The iPhone's Complex Supply Chain Highlights Problems With Trade Statistics
"What we call 'Made in China' is indeed assembled in China, but what makes up the commercial value of the product comes from the numerous countries," Pascal Lamy, the director-general of the World Trade Organization. "The concept of country of origin for manufactured goods has gradually become obsolete."
Mr. Lamy said if trade statistics were adjusted to reflect the actual value contributed to a product by different countries, the size of the U.S. trade deficit with China—$226.88 billion, according to U.S. figures—would be cut in half.
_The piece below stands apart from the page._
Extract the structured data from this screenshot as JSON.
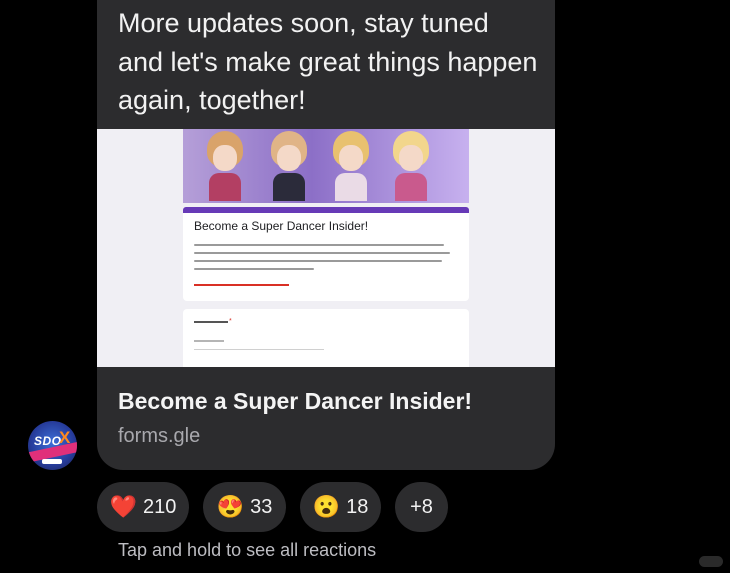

The value-added approach, in fact, shows that sales of the iPhone are adding to the U.S. economy—rather than subtracting from it, as the traditional approach would imply.
Based on U.S. sales of 11.3 million iPhones in 2009, the researchers estimate Chinese iPhone exports at $2.02 billion. After deducting $121.5 million in Chinese imports for parts produced by U.S. firms such as chip maker Broadcom Corp., they arrive at the figure of the $1.9 billion Chinese trade surplus—and U.S. trade deficit—in iPhones.
If China was credited with producing only its portion of the value of an iPhone, its exports to the U.S. for the same amount of iPhones would be a U.S. trade surplus of $48.1 million, after accounting for the parts U.S. firms contribute.